Work to be completed
Below are the records; copy out every line that holds the word "Ухвалити".

[Page and application data records]
- - - - -

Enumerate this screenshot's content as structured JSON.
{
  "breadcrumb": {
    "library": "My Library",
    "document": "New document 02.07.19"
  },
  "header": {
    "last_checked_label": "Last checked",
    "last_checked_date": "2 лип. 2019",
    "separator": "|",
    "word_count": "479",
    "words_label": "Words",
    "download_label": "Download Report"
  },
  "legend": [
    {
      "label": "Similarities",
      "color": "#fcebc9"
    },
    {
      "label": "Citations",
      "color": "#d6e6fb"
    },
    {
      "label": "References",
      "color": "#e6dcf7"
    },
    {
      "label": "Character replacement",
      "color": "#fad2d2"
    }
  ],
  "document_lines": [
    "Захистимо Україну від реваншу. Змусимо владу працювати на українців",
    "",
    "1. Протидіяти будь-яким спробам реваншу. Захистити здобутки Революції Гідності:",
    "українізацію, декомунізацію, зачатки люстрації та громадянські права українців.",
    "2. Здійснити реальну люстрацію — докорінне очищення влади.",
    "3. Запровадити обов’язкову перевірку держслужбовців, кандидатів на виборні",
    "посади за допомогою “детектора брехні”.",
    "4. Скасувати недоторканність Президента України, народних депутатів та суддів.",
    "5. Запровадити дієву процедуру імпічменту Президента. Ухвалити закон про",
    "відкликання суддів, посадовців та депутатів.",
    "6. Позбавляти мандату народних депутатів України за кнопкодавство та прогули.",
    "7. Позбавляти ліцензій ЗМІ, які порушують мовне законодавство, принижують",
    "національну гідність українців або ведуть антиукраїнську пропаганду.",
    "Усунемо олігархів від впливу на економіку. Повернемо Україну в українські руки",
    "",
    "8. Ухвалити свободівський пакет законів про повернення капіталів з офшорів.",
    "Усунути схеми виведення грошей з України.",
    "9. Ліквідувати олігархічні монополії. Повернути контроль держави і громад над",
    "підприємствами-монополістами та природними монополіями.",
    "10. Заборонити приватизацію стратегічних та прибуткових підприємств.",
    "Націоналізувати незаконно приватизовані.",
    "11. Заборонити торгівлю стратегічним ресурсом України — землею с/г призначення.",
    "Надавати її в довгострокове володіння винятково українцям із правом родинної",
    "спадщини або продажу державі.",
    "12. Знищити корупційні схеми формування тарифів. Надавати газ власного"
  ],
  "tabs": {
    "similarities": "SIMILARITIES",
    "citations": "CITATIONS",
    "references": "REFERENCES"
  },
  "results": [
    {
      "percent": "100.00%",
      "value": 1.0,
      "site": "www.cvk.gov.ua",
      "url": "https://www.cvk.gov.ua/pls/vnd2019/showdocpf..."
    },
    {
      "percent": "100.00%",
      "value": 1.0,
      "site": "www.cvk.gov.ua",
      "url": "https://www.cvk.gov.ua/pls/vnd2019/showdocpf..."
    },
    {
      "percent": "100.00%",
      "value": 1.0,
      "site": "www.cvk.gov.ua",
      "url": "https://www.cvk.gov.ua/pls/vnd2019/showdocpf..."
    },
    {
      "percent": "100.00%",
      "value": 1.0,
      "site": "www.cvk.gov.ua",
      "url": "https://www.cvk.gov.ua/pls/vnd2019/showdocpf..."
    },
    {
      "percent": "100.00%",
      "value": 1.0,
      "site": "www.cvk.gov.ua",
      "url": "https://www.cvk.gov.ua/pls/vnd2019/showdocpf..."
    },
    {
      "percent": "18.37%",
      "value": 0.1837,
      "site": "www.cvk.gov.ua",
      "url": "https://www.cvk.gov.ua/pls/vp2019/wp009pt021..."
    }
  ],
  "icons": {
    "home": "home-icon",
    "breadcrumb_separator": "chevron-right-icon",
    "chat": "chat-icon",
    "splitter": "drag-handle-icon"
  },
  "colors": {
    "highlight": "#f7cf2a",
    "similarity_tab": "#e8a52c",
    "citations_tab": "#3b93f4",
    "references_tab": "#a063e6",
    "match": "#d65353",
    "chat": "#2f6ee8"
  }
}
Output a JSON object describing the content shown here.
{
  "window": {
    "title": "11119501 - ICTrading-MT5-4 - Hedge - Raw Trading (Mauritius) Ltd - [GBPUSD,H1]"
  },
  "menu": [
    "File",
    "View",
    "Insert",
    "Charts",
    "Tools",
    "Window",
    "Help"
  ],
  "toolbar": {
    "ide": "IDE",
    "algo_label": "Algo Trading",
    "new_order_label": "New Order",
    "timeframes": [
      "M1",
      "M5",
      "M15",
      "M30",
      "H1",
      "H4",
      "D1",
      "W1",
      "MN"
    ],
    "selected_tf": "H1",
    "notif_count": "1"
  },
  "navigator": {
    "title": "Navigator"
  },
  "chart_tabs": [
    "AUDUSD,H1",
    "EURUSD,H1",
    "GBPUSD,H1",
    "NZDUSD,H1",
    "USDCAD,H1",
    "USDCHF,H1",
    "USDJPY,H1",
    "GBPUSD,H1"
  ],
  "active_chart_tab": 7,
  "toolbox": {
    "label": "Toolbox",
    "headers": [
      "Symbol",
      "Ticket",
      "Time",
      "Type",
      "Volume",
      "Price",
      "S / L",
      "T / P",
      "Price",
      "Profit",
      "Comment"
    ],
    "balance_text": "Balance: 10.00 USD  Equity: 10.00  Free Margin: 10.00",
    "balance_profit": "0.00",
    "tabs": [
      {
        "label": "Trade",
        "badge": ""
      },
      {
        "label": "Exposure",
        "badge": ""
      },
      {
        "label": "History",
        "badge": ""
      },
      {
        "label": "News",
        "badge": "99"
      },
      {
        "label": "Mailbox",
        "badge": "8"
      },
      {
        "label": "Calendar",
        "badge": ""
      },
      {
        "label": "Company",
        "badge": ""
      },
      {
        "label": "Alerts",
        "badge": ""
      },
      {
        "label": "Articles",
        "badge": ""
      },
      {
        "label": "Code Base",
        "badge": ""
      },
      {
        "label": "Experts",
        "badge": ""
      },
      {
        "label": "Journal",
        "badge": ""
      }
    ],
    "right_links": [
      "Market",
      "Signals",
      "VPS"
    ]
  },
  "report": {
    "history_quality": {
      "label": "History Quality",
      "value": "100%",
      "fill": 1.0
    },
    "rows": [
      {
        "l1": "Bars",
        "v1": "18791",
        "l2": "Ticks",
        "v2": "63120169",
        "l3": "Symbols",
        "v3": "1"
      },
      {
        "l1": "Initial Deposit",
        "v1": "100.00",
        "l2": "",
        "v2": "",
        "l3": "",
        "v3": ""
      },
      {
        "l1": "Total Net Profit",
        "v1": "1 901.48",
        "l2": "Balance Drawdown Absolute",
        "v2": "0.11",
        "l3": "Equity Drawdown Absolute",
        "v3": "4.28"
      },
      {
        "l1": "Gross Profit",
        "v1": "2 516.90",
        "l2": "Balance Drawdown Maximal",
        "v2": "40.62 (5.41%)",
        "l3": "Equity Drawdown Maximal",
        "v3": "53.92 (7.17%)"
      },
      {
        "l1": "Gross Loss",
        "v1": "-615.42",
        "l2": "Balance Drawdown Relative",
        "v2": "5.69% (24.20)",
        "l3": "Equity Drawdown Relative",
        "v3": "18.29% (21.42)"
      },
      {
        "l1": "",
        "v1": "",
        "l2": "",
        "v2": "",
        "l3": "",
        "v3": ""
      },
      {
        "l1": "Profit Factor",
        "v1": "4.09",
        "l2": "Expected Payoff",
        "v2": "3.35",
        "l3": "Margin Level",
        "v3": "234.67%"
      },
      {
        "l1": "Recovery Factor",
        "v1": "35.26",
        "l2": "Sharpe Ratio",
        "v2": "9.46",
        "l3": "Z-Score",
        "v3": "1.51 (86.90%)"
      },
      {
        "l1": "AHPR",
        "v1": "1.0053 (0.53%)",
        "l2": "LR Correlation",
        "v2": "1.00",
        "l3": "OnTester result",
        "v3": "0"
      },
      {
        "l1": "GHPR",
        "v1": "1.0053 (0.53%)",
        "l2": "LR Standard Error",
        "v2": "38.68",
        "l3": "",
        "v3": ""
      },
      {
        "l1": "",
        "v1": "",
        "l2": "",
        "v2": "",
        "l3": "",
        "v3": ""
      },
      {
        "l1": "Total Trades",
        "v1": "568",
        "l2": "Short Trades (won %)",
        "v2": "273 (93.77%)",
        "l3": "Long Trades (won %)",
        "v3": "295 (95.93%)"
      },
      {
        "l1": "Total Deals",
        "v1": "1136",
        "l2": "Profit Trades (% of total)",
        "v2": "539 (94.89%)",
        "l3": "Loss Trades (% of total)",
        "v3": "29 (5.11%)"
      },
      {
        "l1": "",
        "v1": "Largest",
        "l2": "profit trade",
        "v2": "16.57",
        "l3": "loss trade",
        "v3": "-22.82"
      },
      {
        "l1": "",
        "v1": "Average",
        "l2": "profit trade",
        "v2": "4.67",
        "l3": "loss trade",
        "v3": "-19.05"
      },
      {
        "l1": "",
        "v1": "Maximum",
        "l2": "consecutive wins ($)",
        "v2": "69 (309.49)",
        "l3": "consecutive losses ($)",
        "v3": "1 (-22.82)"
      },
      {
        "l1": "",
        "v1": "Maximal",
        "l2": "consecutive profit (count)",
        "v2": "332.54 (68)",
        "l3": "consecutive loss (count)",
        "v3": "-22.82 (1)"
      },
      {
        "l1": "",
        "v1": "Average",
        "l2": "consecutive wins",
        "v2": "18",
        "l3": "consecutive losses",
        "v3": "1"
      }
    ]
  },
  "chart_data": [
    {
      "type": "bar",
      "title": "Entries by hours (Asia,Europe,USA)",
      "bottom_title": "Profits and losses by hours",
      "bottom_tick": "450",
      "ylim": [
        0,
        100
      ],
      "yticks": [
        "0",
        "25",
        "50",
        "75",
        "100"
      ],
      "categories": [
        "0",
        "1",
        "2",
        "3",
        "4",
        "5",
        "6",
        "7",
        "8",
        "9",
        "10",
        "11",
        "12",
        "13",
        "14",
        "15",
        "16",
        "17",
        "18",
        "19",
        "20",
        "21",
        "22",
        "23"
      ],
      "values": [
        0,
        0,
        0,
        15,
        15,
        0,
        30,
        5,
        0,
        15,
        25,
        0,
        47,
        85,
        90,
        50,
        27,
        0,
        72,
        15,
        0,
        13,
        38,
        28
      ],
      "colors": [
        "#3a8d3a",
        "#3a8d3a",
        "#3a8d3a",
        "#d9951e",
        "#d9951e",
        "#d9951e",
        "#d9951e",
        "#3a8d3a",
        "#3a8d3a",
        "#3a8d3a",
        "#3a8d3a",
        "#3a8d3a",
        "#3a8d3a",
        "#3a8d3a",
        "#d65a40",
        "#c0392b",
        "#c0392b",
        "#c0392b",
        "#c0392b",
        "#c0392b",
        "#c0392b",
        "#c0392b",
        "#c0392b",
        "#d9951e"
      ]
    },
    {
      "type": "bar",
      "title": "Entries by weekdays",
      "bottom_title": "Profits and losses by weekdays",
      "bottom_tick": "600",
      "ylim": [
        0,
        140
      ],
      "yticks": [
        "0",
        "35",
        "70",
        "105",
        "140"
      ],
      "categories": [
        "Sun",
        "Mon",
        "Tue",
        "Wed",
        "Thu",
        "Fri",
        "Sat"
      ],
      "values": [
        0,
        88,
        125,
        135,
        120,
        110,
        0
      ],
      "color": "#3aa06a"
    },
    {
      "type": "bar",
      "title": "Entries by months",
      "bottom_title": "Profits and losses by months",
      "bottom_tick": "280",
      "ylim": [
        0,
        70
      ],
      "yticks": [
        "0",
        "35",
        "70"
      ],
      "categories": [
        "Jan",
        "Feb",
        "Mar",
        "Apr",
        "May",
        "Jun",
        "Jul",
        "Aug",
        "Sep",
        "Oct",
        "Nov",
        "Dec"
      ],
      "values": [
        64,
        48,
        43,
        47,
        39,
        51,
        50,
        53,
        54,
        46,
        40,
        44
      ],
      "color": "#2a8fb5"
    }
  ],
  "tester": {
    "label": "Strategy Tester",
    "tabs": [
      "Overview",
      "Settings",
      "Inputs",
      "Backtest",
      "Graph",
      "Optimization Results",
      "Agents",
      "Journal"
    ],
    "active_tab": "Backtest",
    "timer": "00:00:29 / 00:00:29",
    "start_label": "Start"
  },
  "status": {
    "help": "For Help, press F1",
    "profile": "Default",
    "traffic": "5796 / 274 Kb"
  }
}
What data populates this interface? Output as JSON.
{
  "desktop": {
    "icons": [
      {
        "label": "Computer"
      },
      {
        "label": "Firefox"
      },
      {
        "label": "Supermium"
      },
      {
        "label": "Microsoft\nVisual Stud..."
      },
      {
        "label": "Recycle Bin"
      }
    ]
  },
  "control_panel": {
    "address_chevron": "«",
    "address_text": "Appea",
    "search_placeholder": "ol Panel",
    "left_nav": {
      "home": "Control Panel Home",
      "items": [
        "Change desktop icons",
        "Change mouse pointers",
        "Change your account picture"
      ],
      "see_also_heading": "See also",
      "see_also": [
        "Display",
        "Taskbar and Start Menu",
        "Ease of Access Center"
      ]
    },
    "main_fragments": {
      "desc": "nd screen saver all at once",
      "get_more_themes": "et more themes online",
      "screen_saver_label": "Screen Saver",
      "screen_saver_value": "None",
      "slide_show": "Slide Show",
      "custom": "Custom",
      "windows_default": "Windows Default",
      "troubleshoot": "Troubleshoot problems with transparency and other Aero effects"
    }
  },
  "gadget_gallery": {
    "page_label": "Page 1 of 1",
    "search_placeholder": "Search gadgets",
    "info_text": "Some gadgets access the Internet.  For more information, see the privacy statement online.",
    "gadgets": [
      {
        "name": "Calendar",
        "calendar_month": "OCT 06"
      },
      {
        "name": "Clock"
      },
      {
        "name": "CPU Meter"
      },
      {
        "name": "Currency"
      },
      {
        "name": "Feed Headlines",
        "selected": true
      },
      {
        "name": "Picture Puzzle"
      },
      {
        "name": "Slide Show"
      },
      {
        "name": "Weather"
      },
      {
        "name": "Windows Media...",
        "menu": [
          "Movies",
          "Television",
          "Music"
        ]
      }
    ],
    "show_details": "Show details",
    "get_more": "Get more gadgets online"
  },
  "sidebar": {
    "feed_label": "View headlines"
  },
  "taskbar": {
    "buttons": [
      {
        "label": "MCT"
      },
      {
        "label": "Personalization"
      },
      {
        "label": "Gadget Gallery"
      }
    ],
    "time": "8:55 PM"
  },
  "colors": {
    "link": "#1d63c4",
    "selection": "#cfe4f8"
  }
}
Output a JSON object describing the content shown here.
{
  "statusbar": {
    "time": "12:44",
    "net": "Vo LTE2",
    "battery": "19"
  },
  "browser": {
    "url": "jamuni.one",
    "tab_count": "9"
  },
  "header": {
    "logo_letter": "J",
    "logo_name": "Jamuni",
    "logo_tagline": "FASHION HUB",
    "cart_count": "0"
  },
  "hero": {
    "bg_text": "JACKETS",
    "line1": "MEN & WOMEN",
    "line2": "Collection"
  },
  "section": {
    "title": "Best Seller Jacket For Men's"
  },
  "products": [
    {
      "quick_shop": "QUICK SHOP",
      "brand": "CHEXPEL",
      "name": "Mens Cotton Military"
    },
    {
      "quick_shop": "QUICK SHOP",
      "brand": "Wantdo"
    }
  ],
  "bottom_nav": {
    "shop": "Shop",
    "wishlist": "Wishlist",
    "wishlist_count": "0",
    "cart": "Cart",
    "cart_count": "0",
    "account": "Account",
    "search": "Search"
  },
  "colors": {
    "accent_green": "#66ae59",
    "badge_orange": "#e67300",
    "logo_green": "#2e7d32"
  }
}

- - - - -

Output below
    "5. Запровадити дієву процедуру імпічменту Президента. Ухвалити закон про",
    "8. Ухвалити свободівський пакет законів про повернення капіталів з офшорів.",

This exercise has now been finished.